Type out the data exactly as given. Skip any image.

Data about app and page elements:
___
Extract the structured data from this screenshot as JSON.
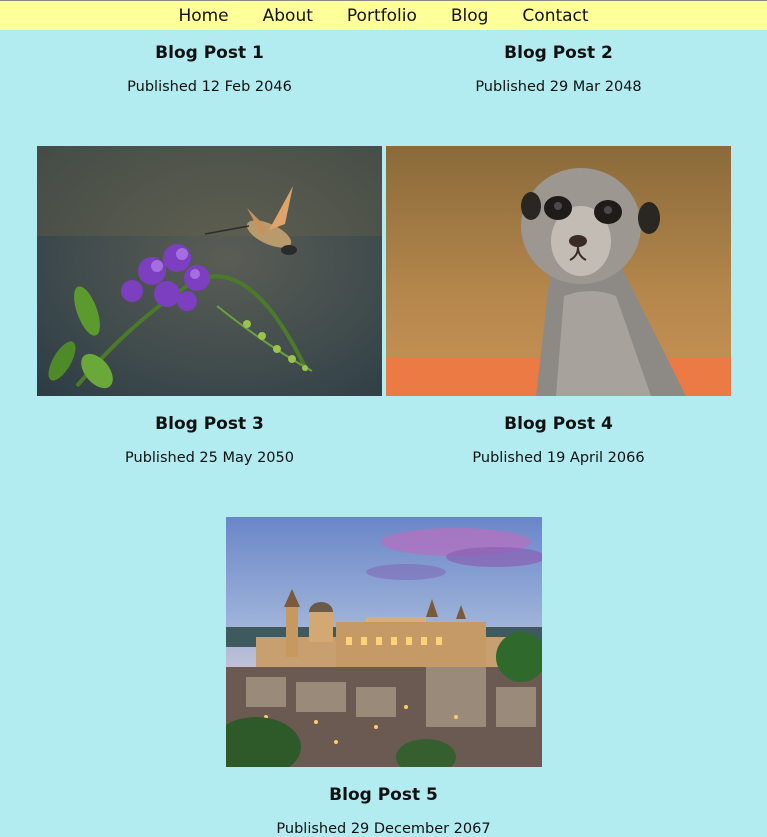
{
  "nav": {
    "items": [
      {
        "label": "Home"
      },
      {
        "label": "About"
      },
      {
        "label": "Portfolio"
      },
      {
        "label": "Blog"
      },
      {
        "label": "Contact"
      }
    ]
  },
  "posts": [
    {
      "title": "Blog Post 1",
      "date": "Published 12 Feb 2046"
    },
    {
      "title": "Blog Post 2",
      "date": "Published 29 Mar 2048"
    },
    {
      "title": "Blog Post 3",
      "date": "Published 25 May 2050",
      "image": "hummingbird-moth-flower"
    },
    {
      "title": "Blog Post 4",
      "date": "Published 19 April 2066",
      "image": "meerkat"
    },
    {
      "title": "Blog Post 5",
      "date": "Published 29 December 2067",
      "image": "hilltop-town-dusk"
    }
  ],
  "colors": {
    "background": "#b3ecf0",
    "nav_background": "#ffff99"
  }
}
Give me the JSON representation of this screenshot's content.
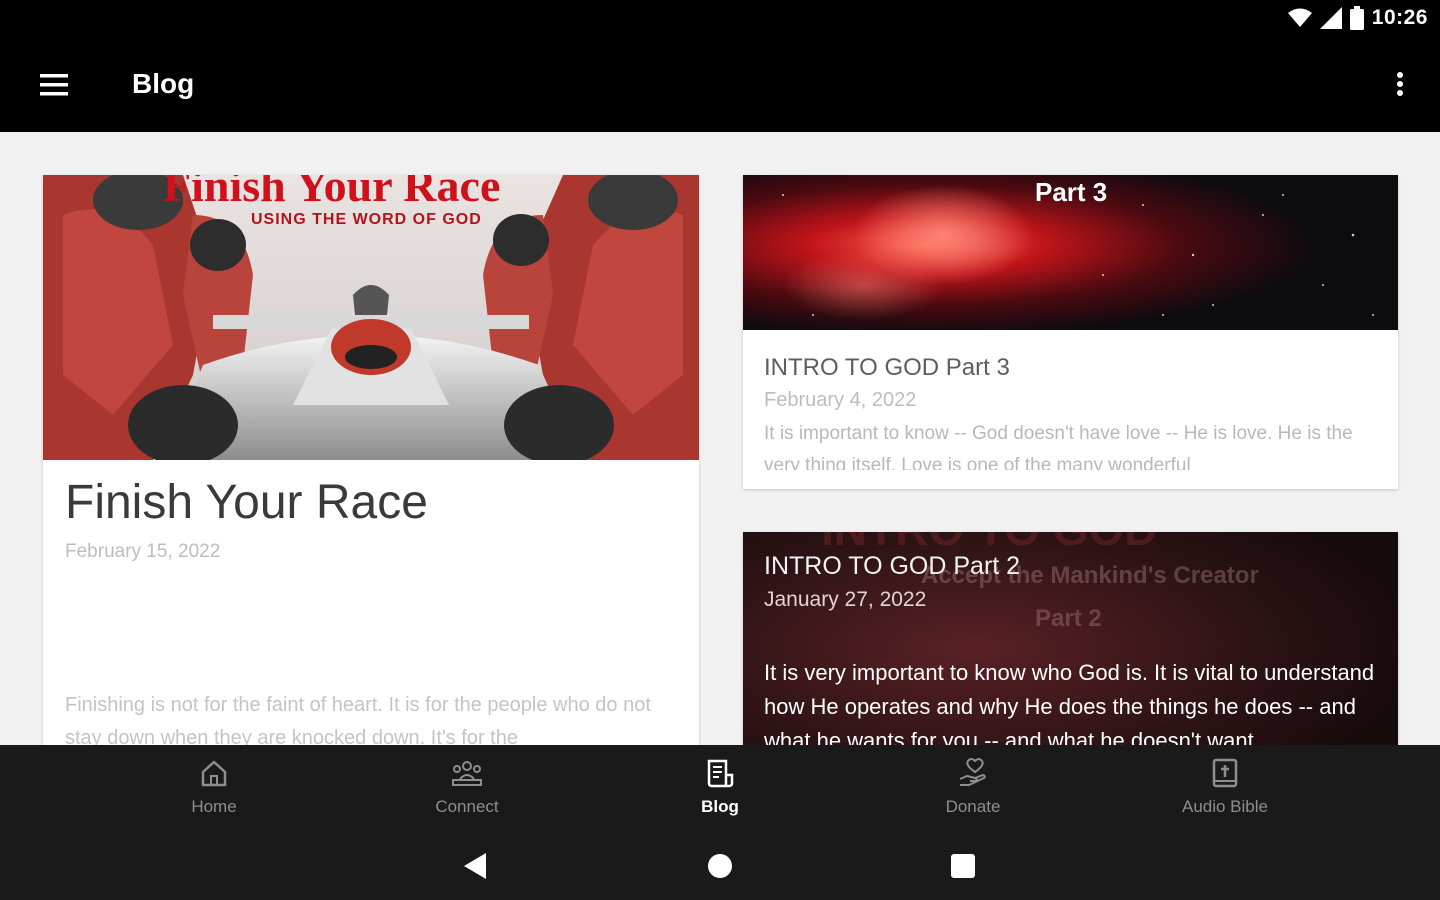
{
  "status_bar": {
    "time": "10:26"
  },
  "app_bar": {
    "title": "Blog"
  },
  "posts": [
    {
      "image_title": "Finish Your Race",
      "image_subtitle": "USING THE WORD OF GOD",
      "title": "Finish Your Race",
      "date": "February 15, 2022",
      "excerpt": "Finishing is not for the faint of heart. It is for the people who do not stay down when they are knocked down. It's for the"
    },
    {
      "image_label": "Part 3",
      "title": "INTRO TO GOD Part 3",
      "date": "February 4, 2022",
      "excerpt": "It is important to know -- God doesn't have love -- He is love. He is the very thing itself. Love is one of the many wonderful"
    },
    {
      "image_heading": "INTRO TO GOD",
      "image_subtitle": "Accept the Mankind's Creator",
      "image_label": "Part 2",
      "title": "INTRO TO GOD Part 2",
      "date": "January 27, 2022",
      "excerpt": "It is very important to know who God is. It is vital to understand how He operates and why He does the things he does -- and what he wants for you -- and what he doesn't want"
    }
  ],
  "bottom_nav": [
    {
      "label": "Home",
      "icon": "home-icon"
    },
    {
      "label": "Connect",
      "icon": "people-icon"
    },
    {
      "label": "Blog",
      "icon": "blog-icon",
      "active": true
    },
    {
      "label": "Donate",
      "icon": "donate-icon"
    },
    {
      "label": "Audio Bible",
      "icon": "bible-icon"
    }
  ],
  "colors": {
    "accent_red": "#d0101a",
    "nav_bg": "#1a1a1a",
    "content_bg": "#f1f1f1"
  }
}
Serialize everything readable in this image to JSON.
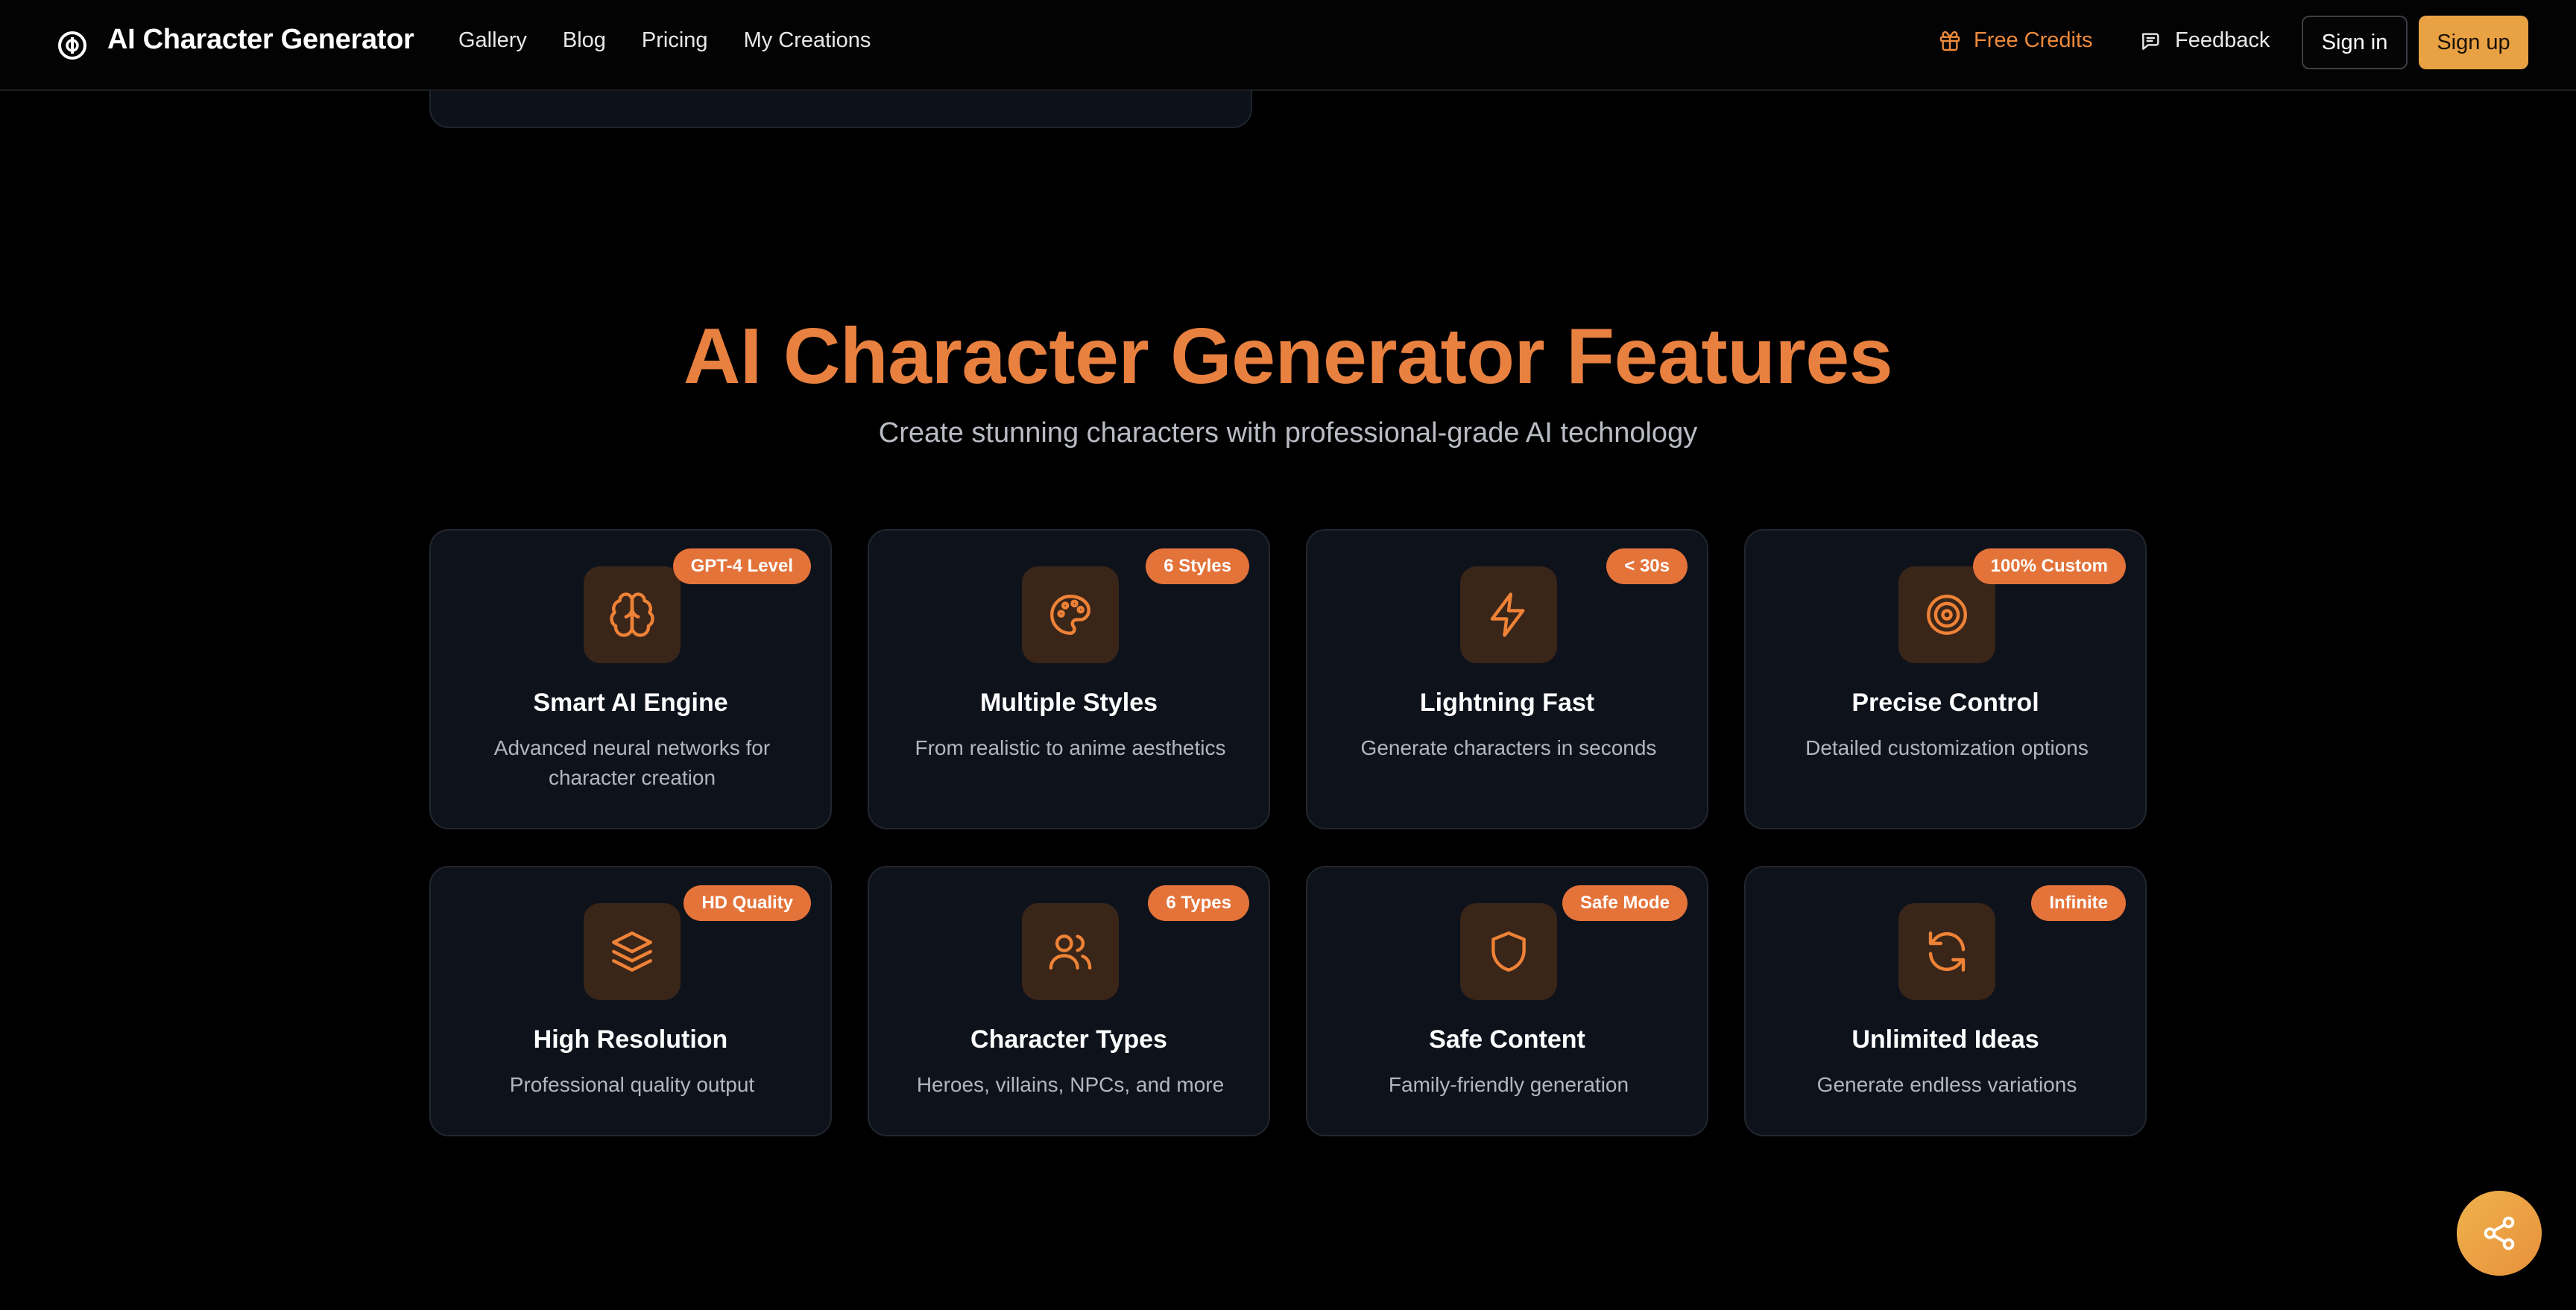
{
  "header": {
    "brand": "AI Character Generator",
    "nav": [
      "Gallery",
      "Blog",
      "Pricing",
      "My Creations"
    ],
    "free_credits": "Free Credits",
    "feedback": "Feedback",
    "sign_in": "Sign in",
    "sign_up": "Sign up"
  },
  "features": {
    "title": "AI Character Generator Features",
    "subtitle": "Create stunning characters with professional-grade AI technology",
    "cards": [
      {
        "icon": "brain-icon",
        "badge": "GPT-4 Level",
        "title": "Smart AI Engine",
        "desc": "Advanced neural networks for character creation"
      },
      {
        "icon": "palette-icon",
        "badge": "6 Styles",
        "title": "Multiple Styles",
        "desc": "From realistic to anime aesthetics"
      },
      {
        "icon": "lightning-icon",
        "badge": "< 30s",
        "title": "Lightning Fast",
        "desc": "Generate characters in seconds"
      },
      {
        "icon": "target-icon",
        "badge": "100% Custom",
        "title": "Precise Control",
        "desc": "Detailed customization options"
      },
      {
        "icon": "layers-icon",
        "badge": "HD Quality",
        "title": "High Resolution",
        "desc": "Professional quality output"
      },
      {
        "icon": "users-icon",
        "badge": "6 Types",
        "title": "Character Types",
        "desc": "Heroes, villains, NPCs, and more"
      },
      {
        "icon": "shield-icon",
        "badge": "Safe Mode",
        "title": "Safe Content",
        "desc": "Family-friendly generation"
      },
      {
        "icon": "refresh-icon",
        "badge": "Infinite",
        "title": "Unlimited Ideas",
        "desc": "Generate endless variations"
      }
    ]
  },
  "colors": {
    "accent": "#e8803f",
    "badge": "#e4733a",
    "signup": "#e9a243",
    "card_bg": "#0e121b"
  }
}
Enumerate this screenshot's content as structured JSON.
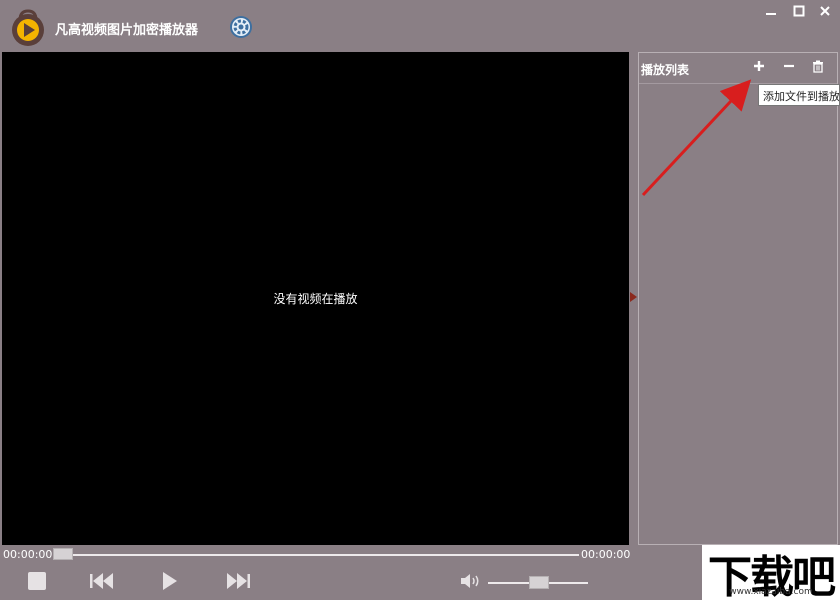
{
  "app": {
    "title": "凡高视频图片加密播放器"
  },
  "window_controls": {
    "minimize": "minimize-icon",
    "maximize": "maximize-icon",
    "close": "close-icon"
  },
  "video": {
    "empty_message": "没有视频在播放"
  },
  "playlist": {
    "title": "播放列表",
    "add_tooltip": "添加文件到播放"
  },
  "playback": {
    "current_time": "00:00:00",
    "total_time": "00:00:00",
    "progress": 0.0,
    "volume": 0.5
  },
  "watermark": {
    "text": "下载吧",
    "url": "www.xiazaiba.com"
  },
  "colors": {
    "background": "#8a7f85",
    "video_bg": "#000000",
    "arrow_annotation": "#d81e1e",
    "logo_accent": "#f4b400"
  }
}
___
Answer space:
Extract the structured data from this screenshot as JSON.
{
  "nav": {
    "items": [
      {
        "label": "Home"
      },
      {
        "label": "About"
      },
      {
        "label": "Portfolio"
      },
      {
        "label": "Blog"
      },
      {
        "label": "Contact"
      }
    ]
  },
  "posts": [
    {
      "title": "Blog Post 1",
      "date": "Published 12 Feb 2046"
    },
    {
      "title": "Blog Post 2",
      "date": "Published 29 Mar 2048"
    },
    {
      "title": "Blog Post 3",
      "date": "Published 25 May 2050",
      "image": "hummingbird-moth-flower"
    },
    {
      "title": "Blog Post 4",
      "date": "Published 19 April 2066",
      "image": "meerkat"
    },
    {
      "title": "Blog Post 5",
      "date": "Published 29 December 2067",
      "image": "hilltop-town-dusk"
    }
  ],
  "colors": {
    "background": "#b3ecf0",
    "nav_background": "#ffff99"
  }
}
Give me the JSON representation of this screenshot's content.
{
  "status_bar": {
    "time": "10:26"
  },
  "app_bar": {
    "title": "Blog"
  },
  "posts": [
    {
      "image_title": "Finish Your Race",
      "image_subtitle": "USING THE WORD OF GOD",
      "title": "Finish Your Race",
      "date": "February 15, 2022",
      "excerpt": "Finishing is not for the faint of heart. It is for the people who do not stay down when they are knocked down. It's for the"
    },
    {
      "image_label": "Part 3",
      "title": "INTRO TO GOD Part 3",
      "date": "February 4, 2022",
      "excerpt": "It is important to know -- God doesn't have love -- He is love. He is the very thing itself. Love is one of the many wonderful"
    },
    {
      "image_heading": "INTRO TO GOD",
      "image_subtitle": "Accept the Mankind's Creator",
      "image_label": "Part 2",
      "title": "INTRO TO GOD Part 2",
      "date": "January 27, 2022",
      "excerpt": "It is very important to know who God is. It is vital to understand how He operates and why He does the things he does -- and what he wants for you -- and what he doesn't want"
    }
  ],
  "bottom_nav": [
    {
      "label": "Home",
      "icon": "home-icon"
    },
    {
      "label": "Connect",
      "icon": "people-icon"
    },
    {
      "label": "Blog",
      "icon": "blog-icon",
      "active": true
    },
    {
      "label": "Donate",
      "icon": "donate-icon"
    },
    {
      "label": "Audio Bible",
      "icon": "bible-icon"
    }
  ],
  "colors": {
    "accent_red": "#d0101a",
    "nav_bg": "#1a1a1a",
    "content_bg": "#f1f1f1"
  }
}
Serialize everything readable in this image to JSON.
{
  "header": {
    "brand": "AI Character Generator",
    "nav": [
      "Gallery",
      "Blog",
      "Pricing",
      "My Creations"
    ],
    "free_credits": "Free Credits",
    "feedback": "Feedback",
    "sign_in": "Sign in",
    "sign_up": "Sign up"
  },
  "features": {
    "title": "AI Character Generator Features",
    "subtitle": "Create stunning characters with professional-grade AI technology",
    "cards": [
      {
        "icon": "brain-icon",
        "badge": "GPT-4 Level",
        "title": "Smart AI Engine",
        "desc": "Advanced neural networks for character creation"
      },
      {
        "icon": "palette-icon",
        "badge": "6 Styles",
        "title": "Multiple Styles",
        "desc": "From realistic to anime aesthetics"
      },
      {
        "icon": "lightning-icon",
        "badge": "< 30s",
        "title": "Lightning Fast",
        "desc": "Generate characters in seconds"
      },
      {
        "icon": "target-icon",
        "badge": "100% Custom",
        "title": "Precise Control",
        "desc": "Detailed customization options"
      },
      {
        "icon": "layers-icon",
        "badge": "HD Quality",
        "title": "High Resolution",
        "desc": "Professional quality output"
      },
      {
        "icon": "users-icon",
        "badge": "6 Types",
        "title": "Character Types",
        "desc": "Heroes, villains, NPCs, and more"
      },
      {
        "icon": "shield-icon",
        "badge": "Safe Mode",
        "title": "Safe Content",
        "desc": "Family-friendly generation"
      },
      {
        "icon": "refresh-icon",
        "badge": "Infinite",
        "title": "Unlimited Ideas",
        "desc": "Generate endless variations"
      }
    ]
  },
  "colors": {
    "accent": "#e8803f",
    "badge": "#e4733a",
    "signup": "#e9a243",
    "card_bg": "#0e121b"
  }
}
Enumerate this screenshot's content as structured JSON.
{
  "app": {
    "title": "凡高视频图片加密播放器"
  },
  "window_controls": {
    "minimize": "minimize-icon",
    "maximize": "maximize-icon",
    "close": "close-icon"
  },
  "video": {
    "empty_message": "没有视频在播放"
  },
  "playlist": {
    "title": "播放列表",
    "add_tooltip": "添加文件到播放"
  },
  "playback": {
    "current_time": "00:00:00",
    "total_time": "00:00:00",
    "progress": 0.0,
    "volume": 0.5
  },
  "watermark": {
    "text": "下载吧",
    "url": "www.xiazaiba.com"
  },
  "colors": {
    "background": "#8a7f85",
    "video_bg": "#000000",
    "arrow_annotation": "#d81e1e",
    "logo_accent": "#f4b400"
  }
}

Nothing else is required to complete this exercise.